With mobile wallets, you can take the previous four things and measure every single one of them. Allowing you to know your customers better than ever before. This will help your business make more relevant offers and provide even more value to consumers. Businesses can eliminate the mystery as to wondering what their consumers think about their promotions and offers. The mobile wallet makes it easier than ever before to gain insightful knowledge about your consumers.
6. Mobile Payments are secure(yes, you read that right).
Apple Pay offers consumers greater security when making purchases. Is giving your credit card to a waiter or waitress safe? No. Is entering your credit card information online safe? No. But with Apple Pay and it’s unique secure element, making online and offline transactions is safer than ever before. One of the reasons that consumers are reluctant to make the switch to Apple Pay is that they don’t trust it. The problem with that is that they should trust it more than a plastic credit card. It is much more secure. You can learn why here.
These are the six things that will make up the new customer experience. Apple Pay is a small, but extremely important part of that. Without Apple Pay, it would be very difficult for consumers to adopt the mobile wallet at all. But with Apple Pay, consumers will begin to slowly adopt the mobile wallet. The problem right now is both mobile wallets and mobile payments are trying to gain mass adoption without working together as one.
Not quite there yet.
In my article last week, I showed my failed attempt at using what at the time seemed to be a NFC enabled loyalty card at Walgreens(I later found out the loyalty card was not NFC enabled. Check it out here). The fact that Walgreens and other retailers have still not integrated NFC loyalty cards is what is really hurting Apple Pay adoption.
The opportunity that Apple Pay and the mobile wallet present for both businesses and consumers is what will drive adoption on a mass scale. When the consumer experience begins to fully change and becomes much better through the mobile wallet, is when we will see adoption rates rise. Not when the credit card becomes inconvenient to use.
The Mobile Wallet must provide value.
Because Apple Pay is not trying to win over consumers due to a convenience factor, then it must provide more value than the alternative options. Such as paying with a regular credit card. The difficult part of this is that it takes effort from businesses to make this happen. And businesses are taking their sweet time implementing mobile wallet content. But I promise, when this does finally happen you will see Apple Pay usage rise faster than ever before. Consumers care about their experience and they will change if it means that they receive more value and a better experience.
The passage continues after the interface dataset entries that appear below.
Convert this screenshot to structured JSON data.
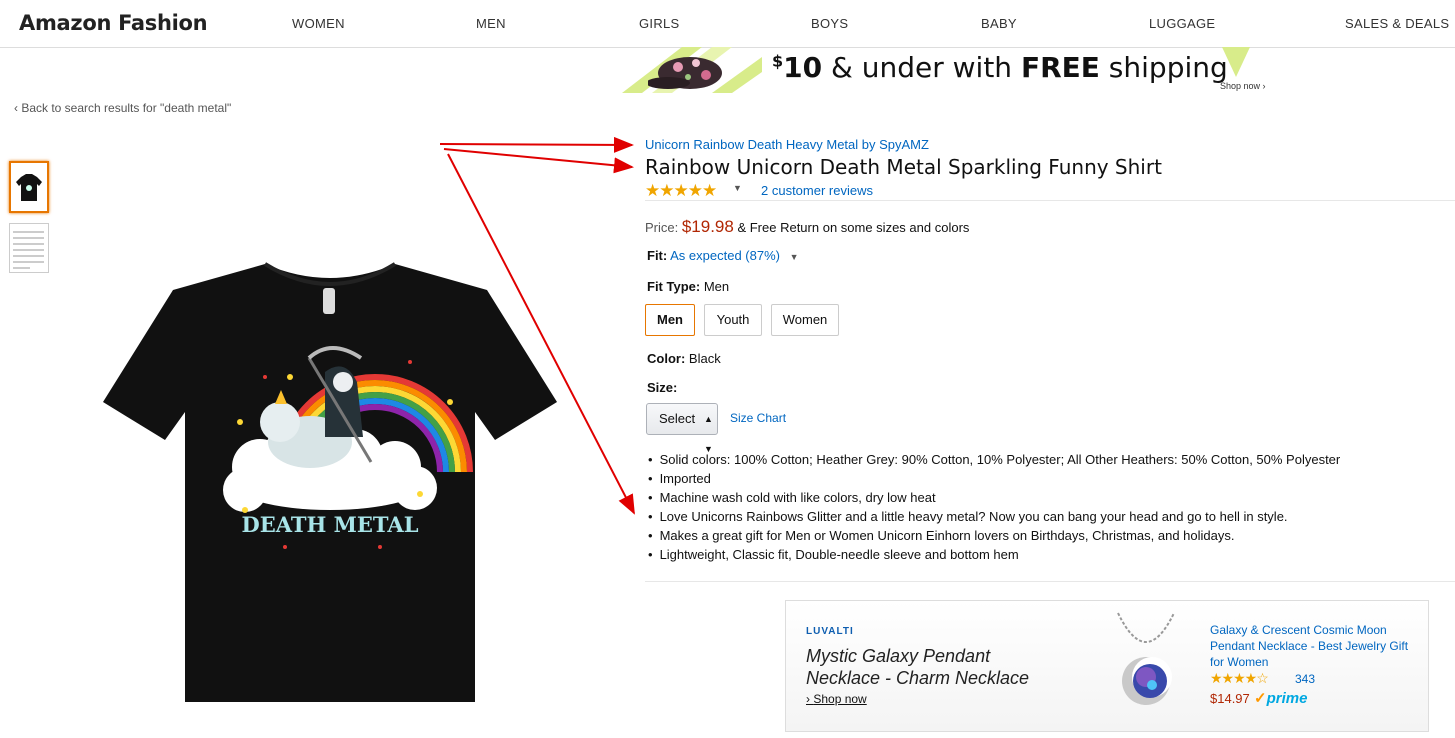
{
  "header": {
    "brand": "Amazon Fashion",
    "nav": [
      "WOMEN",
      "MEN",
      "GIRLS",
      "BOYS",
      "BABY",
      "LUGGAGE",
      "SALES & DEALS"
    ]
  },
  "banner": {
    "dollar": "$",
    "amount": "10",
    "text_mid": " & under with ",
    "text_bold": "FREE",
    "text_end": " shipping",
    "shop_now": "Shop now ›"
  },
  "back_link": "‹ Back to search results for \"death metal\"",
  "product": {
    "byline": "Unicorn Rainbow Death Heavy Metal by SpyAMZ",
    "title": "Rainbow Unicorn Death Metal Sparkling Funny Shirt",
    "stars": "★★★★★",
    "rating": 5,
    "reviews": "2 customer reviews",
    "price_label": "Price: ",
    "price": "$19.98",
    "price_note": " & Free Return on some sizes and colors",
    "fit_label": "Fit:",
    "fit_value": "As expected (87%)",
    "fit_type_label": "Fit Type:",
    "fit_type_value": "Men",
    "fit_options": [
      "Men",
      "Youth",
      "Women"
    ],
    "color_label": "Color:",
    "color_value": "Black",
    "size_label": "Size:",
    "size_select": "Select",
    "size_chart": "Size Chart",
    "shirt_text": "DEATH METAL",
    "bullets": [
      "Solid colors: 100% Cotton; Heather Grey: 90% Cotton, 10% Polyester; All Other Heathers: 50% Cotton, 50% Polyester",
      "Imported",
      "Machine wash cold with like colors, dry low heat",
      "Love Unicorns Rainbows Glitter and a little heavy metal? Now you can bang your head and go to hell in style.",
      "Makes a great gift for Men or Women Unicorn Einhorn lovers on Birthdays, Christmas, and holidays.",
      "Lightweight, Classic fit, Double-needle sleeve and bottom hem"
    ]
  },
  "ad": {
    "brand": "LUVALTI",
    "headline": "Mystic Galaxy Pendant Necklace - Charm Necklace",
    "shop_now": "Shop now",
    "product_title": "Galaxy & Crescent Cosmic Moon Pendant Necklace - Best Jewelry Gift for Women",
    "stars": "★★★★☆",
    "rating": 4,
    "review_count": "343",
    "price": "$14.97",
    "prime": "prime"
  },
  "colors": {
    "link": "#0066c0",
    "price": "#b12704",
    "selected_border": "#e77600",
    "star": "#f0a500",
    "annotation_arrow": "#e00000"
  }
}
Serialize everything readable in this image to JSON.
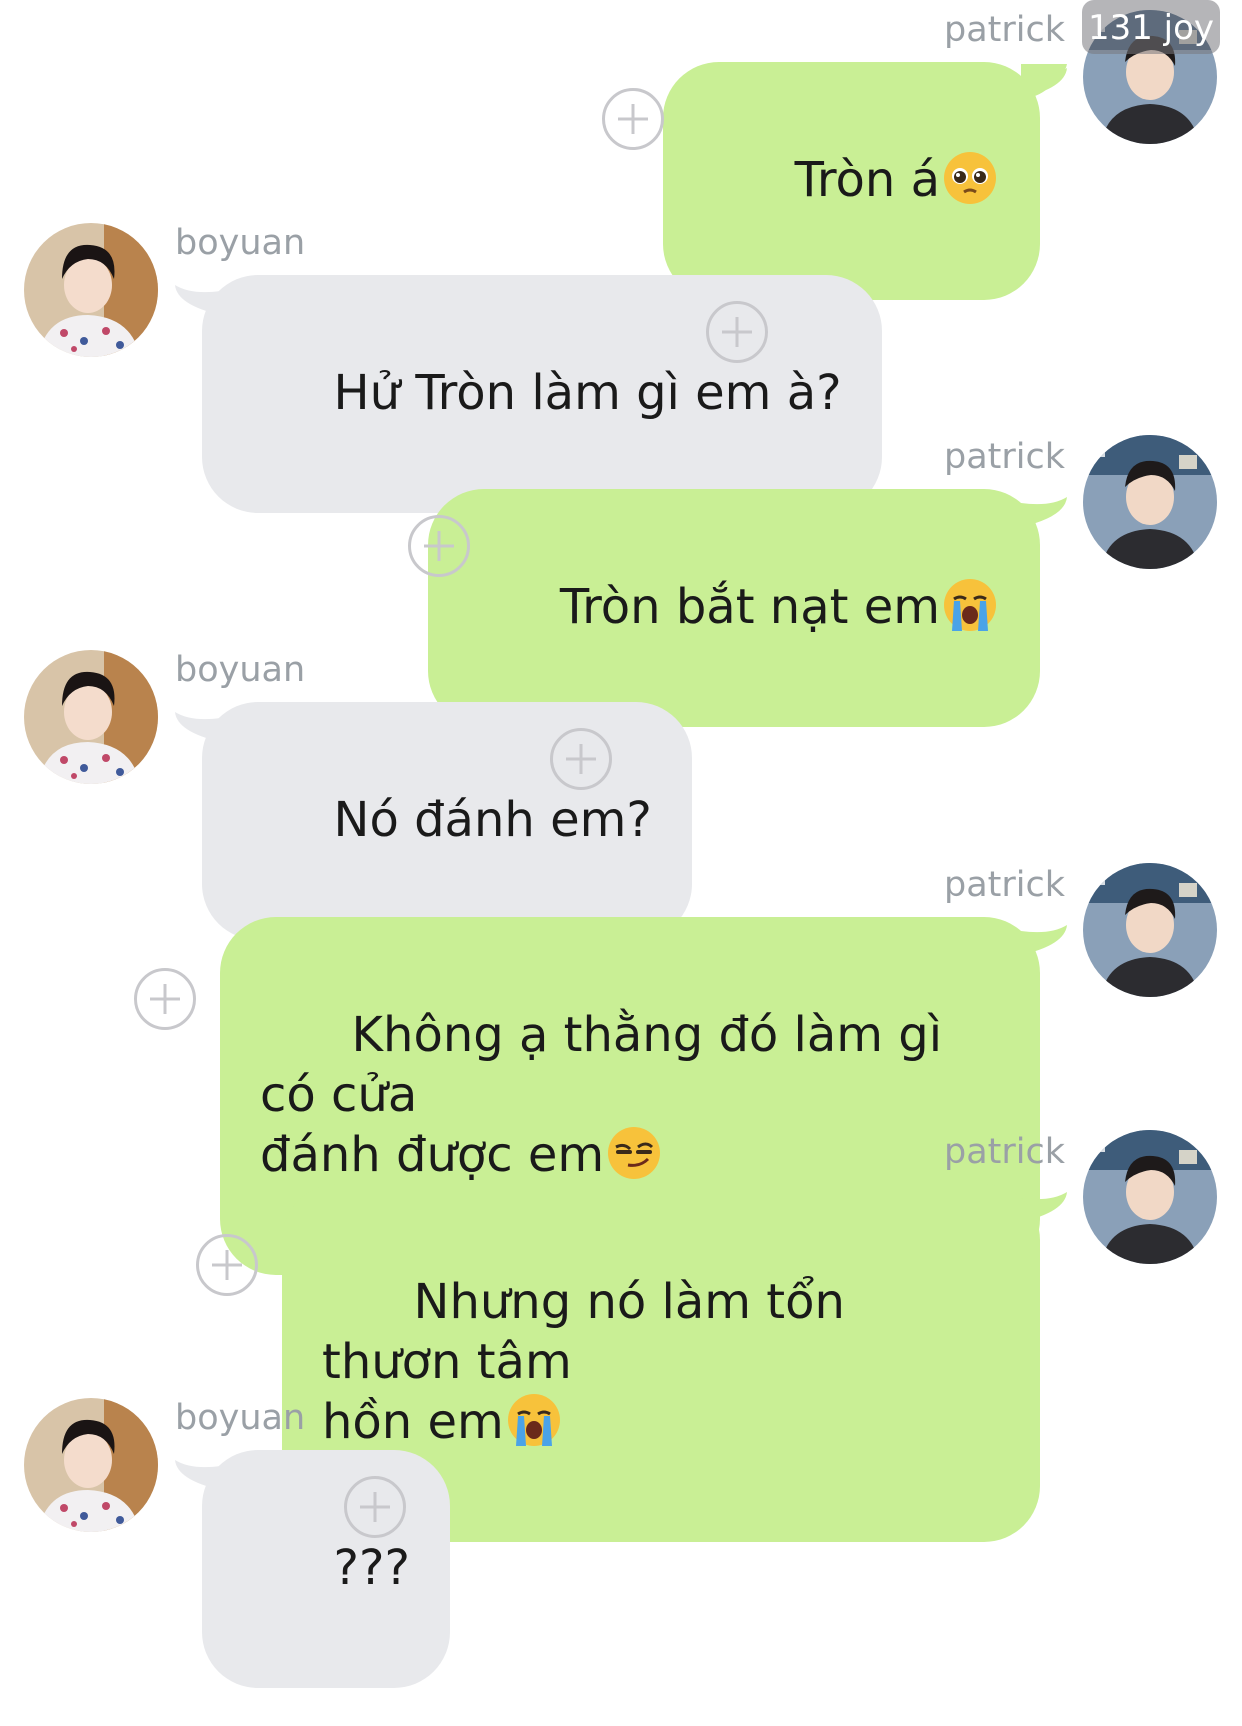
{
  "colors": {
    "outgoing_bubble": "#c9ef95",
    "incoming_bubble": "#e8e9ec",
    "sender_name": "#9aa0a6",
    "plus_icon": "#c8c8cc",
    "background": "#ffffff"
  },
  "overlay_badge": "131 joy",
  "messages": [
    {
      "sender": "patrick",
      "side": "right",
      "text": "Tròn á",
      "emoji": "pleading-face-emoji"
    },
    {
      "sender": "boyuan",
      "side": "left",
      "text": "Hử Tròn làm gì em à?",
      "emoji": ""
    },
    {
      "sender": "patrick",
      "side": "right",
      "text": "Tròn bắt nạt em",
      "emoji": "loudly-crying-face-emoji"
    },
    {
      "sender": "boyuan",
      "side": "left",
      "text": "Nó đánh em?",
      "emoji": ""
    },
    {
      "sender": "patrick",
      "side": "right",
      "text": "Không ạ thằng đó làm gì có cửa\nđánh được em",
      "emoji": "smirking-face-emoji"
    },
    {
      "sender": "patrick",
      "side": "right",
      "text": "Nhưng nó làm tổn thươn tâm\nhồn em",
      "emoji": "loudly-crying-face-emoji"
    },
    {
      "sender": "boyuan",
      "side": "left",
      "text": "???",
      "emoji": ""
    }
  ],
  "icons": {
    "add_reaction": "plus-circle-icon",
    "patrick_avatar": "avatar-patrick",
    "boyuan_avatar": "avatar-boyuan"
  }
}
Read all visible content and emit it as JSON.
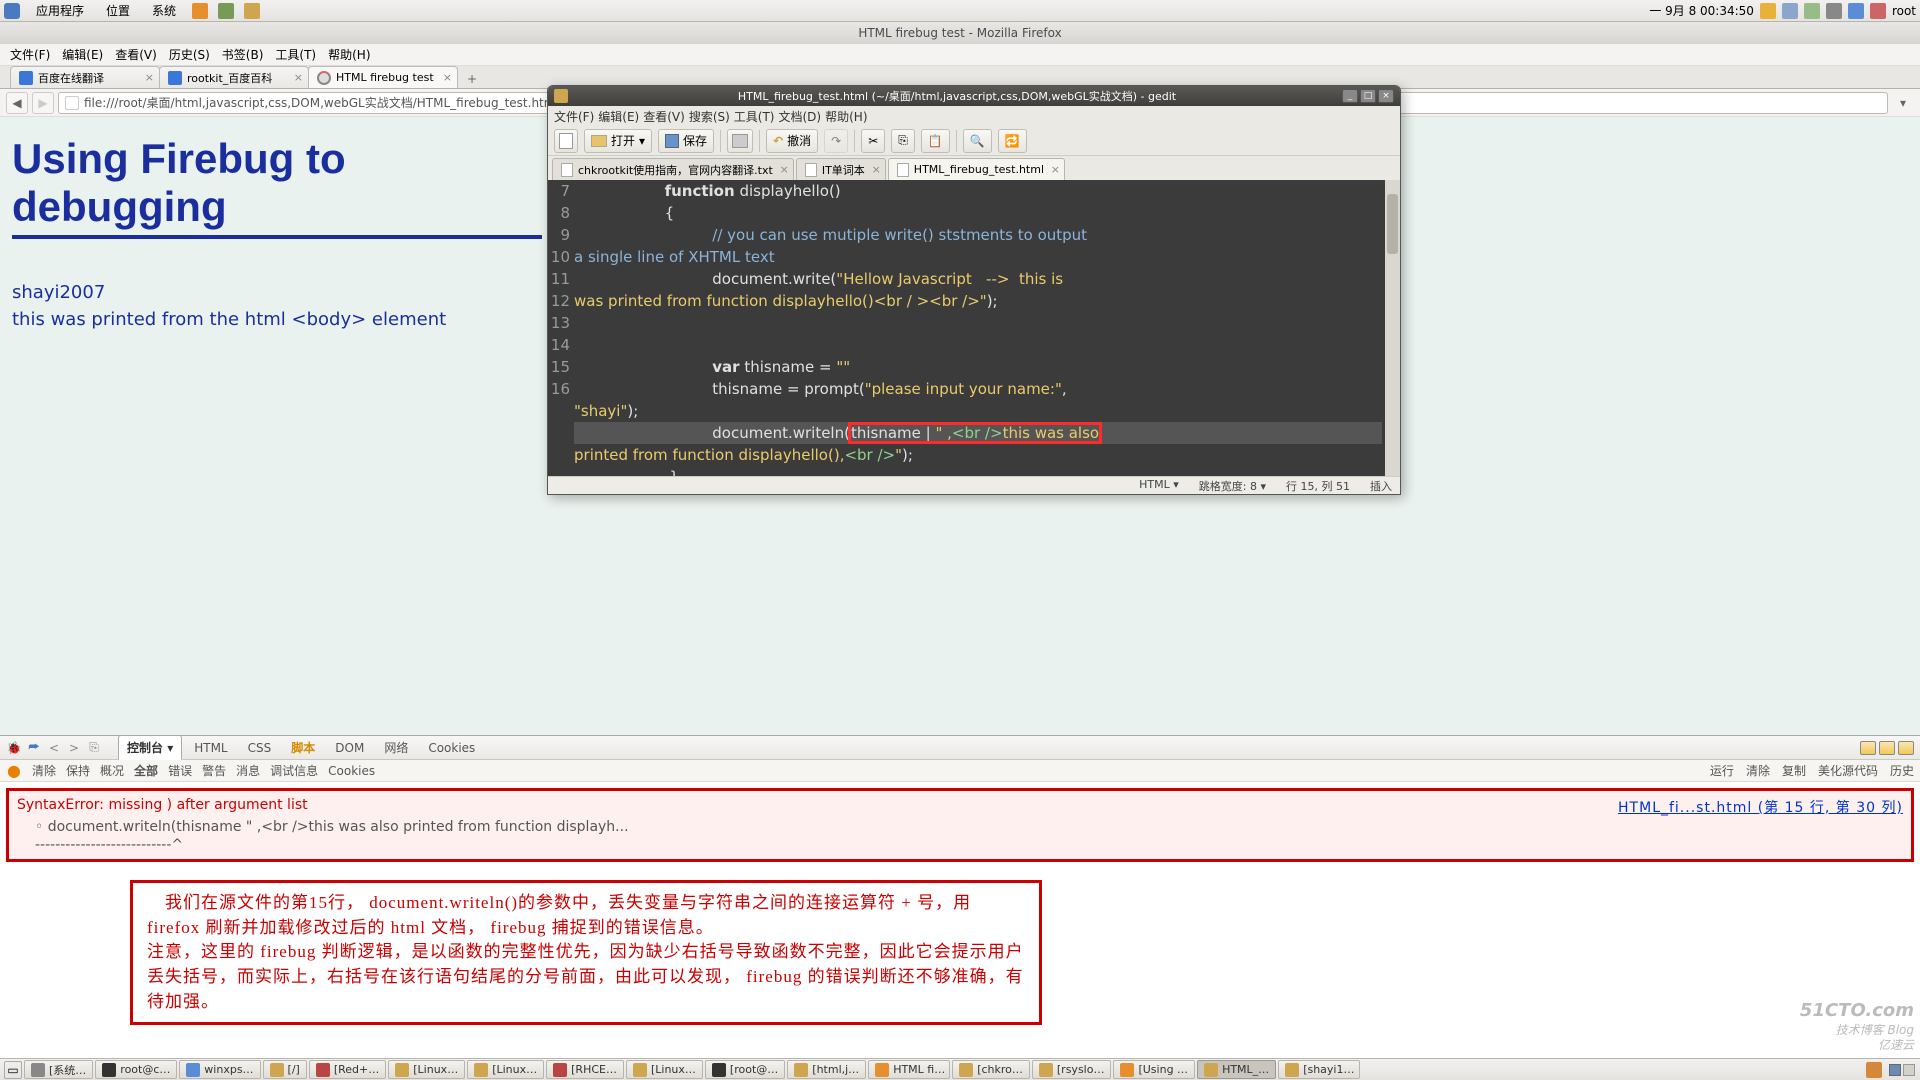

Apple Pay’s day will come. And consumers will wonder what took them so long.
Apple Pay will eventually see it’s day. It will rely on businesses to focus more on the consumer experience and the value that they provide, and that day is also approaching quickly. We have seen tremendous results from businesses who use mobile wallet marketing as part of their marketing strategy.
Right now, the mobile wallet and Apple Pay are not working together like they soon will. They are still running separately(even though they’re both stored in Apple Wallet). Once businesses start to use BLE beacons and the Physical Web as well as push notifications and chain passes, consumers will be flocking to the mobile payment platform. But for now, Apple Pay must fight for adoption and remain in competition with the credit card.
Just remember. Apple Pay is not trying to solve a credit card problem but rather present the mobile wallet opportunity.
While I packed a lot of information into this article, that is the key takeaway. Apple Pay is about the opportunity the mobile wallet provides. Once that is discovered, defeating plastic credit cards will be talk of the past.
What are your thoughts? Do you think Apple Pay is fighting the convenience battle with the credit card or are you with me in that Apple Pay represents much more than mobile payments?